| DATA FOR PROCESSING |
* * * * *

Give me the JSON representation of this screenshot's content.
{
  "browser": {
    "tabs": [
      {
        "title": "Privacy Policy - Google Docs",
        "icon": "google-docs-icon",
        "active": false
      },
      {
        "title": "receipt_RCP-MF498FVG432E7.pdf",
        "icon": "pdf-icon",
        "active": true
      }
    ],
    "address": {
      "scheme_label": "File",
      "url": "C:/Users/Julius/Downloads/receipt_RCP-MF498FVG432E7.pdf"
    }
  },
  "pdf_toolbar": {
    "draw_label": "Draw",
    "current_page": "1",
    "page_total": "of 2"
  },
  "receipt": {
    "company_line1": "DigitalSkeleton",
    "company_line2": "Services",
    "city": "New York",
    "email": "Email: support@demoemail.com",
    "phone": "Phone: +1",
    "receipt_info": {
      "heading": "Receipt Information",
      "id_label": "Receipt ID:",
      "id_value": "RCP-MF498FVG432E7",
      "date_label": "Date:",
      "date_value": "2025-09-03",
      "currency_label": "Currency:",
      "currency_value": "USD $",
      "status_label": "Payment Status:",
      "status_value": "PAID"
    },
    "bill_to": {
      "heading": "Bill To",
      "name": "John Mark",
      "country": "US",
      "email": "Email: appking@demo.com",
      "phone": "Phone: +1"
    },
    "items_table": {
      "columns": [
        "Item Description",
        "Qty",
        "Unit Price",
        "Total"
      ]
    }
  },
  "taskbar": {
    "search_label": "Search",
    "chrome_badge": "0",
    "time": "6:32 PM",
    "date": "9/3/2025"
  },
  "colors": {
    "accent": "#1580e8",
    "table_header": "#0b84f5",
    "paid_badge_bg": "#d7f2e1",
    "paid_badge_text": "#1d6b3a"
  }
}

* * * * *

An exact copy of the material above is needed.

Give me the JSON representation of this screenshot's content.
{
  "browser": {
    "tabs": [
      {
        "title": "Privacy Policy - Google Docs",
        "icon": "google-docs-icon",
        "active": false
      },
      {
        "title": "receipt_RCP-MF498FVG432E7.pdf",
        "icon": "pdf-icon",
        "active": true
      }
    ],
    "address": {
      "scheme_label": "File",
      "url": "C:/Users/Julius/Downloads/receipt_RCP-MF498FVG432E7.pdf"
    }
  },
  "pdf_toolbar": {
    "draw_label": "Draw",
    "current_page": "1",
    "page_total": "of 2"
  },
  "receipt": {
    "company_line1": "DigitalSkeleton",
    "company_line2": "Services",
    "city": "New York",
    "email": "Email: support@demoemail.com",
    "phone": "Phone: +1",
    "receipt_info": {
      "heading": "Receipt Information",
      "id_label": "Receipt ID:",
      "id_value": "RCP-MF498FVG432E7",
      "date_label": "Date:",
      "date_value": "2025-09-03",
      "currency_label": "Currency:",
      "currency_value": "USD $",
      "status_label": "Payment Status:",
      "status_value": "PAID"
    },
    "bill_to": {
      "heading": "Bill To",
      "name": "John Mark",
      "country": "US",
      "email": "Email: appking@demo.com",
      "phone": "Phone: +1"
    },
    "items_table": {
      "columns": [
        "Item Description",
        "Qty",
        "Unit Price",
        "Total"
      ]
    }
  },
  "taskbar": {
    "search_label": "Search",
    "chrome_badge": "0",
    "time": "6:32 PM",
    "date": "9/3/2025"
  },
  "colors": {
    "accent": "#1580e8",
    "table_header": "#0b84f5",
    "paid_badge_bg": "#d7f2e1",
    "paid_badge_text": "#1d6b3a"
  }
}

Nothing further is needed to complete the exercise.